───── Supplied information
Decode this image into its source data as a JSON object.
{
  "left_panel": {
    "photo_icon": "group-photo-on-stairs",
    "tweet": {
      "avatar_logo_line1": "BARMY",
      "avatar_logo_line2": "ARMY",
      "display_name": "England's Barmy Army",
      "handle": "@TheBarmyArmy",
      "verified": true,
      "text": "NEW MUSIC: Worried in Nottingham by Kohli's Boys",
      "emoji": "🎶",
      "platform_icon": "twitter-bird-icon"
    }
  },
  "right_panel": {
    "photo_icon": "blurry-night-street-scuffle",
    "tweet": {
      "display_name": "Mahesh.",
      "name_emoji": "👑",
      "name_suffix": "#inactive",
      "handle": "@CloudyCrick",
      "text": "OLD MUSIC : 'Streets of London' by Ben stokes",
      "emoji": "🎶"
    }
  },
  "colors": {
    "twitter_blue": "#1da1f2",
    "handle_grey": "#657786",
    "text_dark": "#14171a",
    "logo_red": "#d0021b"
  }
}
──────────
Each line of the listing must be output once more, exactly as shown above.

» **Final answer**:
Decode this image into its source data as a JSON object.
{
  "left_panel": {
    "photo_icon": "group-photo-on-stairs",
    "tweet": {
      "avatar_logo_line1": "BARMY",
      "avatar_logo_line2": "ARMY",
      "display_name": "England's Barmy Army",
      "handle": "@TheBarmyArmy",
      "verified": true,
      "text": "NEW MUSIC: Worried in Nottingham by Kohli's Boys",
      "emoji": "🎶",
      "platform_icon": "twitter-bird-icon"
    }
  },
  "right_panel": {
    "photo_icon": "blurry-night-street-scuffle",
    "tweet": {
      "display_name": "Mahesh.",
      "name_emoji": "👑",
      "name_suffix": "#inactive",
      "handle": "@CloudyCrick",
      "text": "OLD MUSIC : 'Streets of London' by Ben stokes",
      "emoji": "🎶"
    }
  },
  "colors": {
    "twitter_blue": "#1da1f2",
    "handle_grey": "#657786",
    "text_dark": "#14171a",
    "logo_red": "#d0021b"
  }
}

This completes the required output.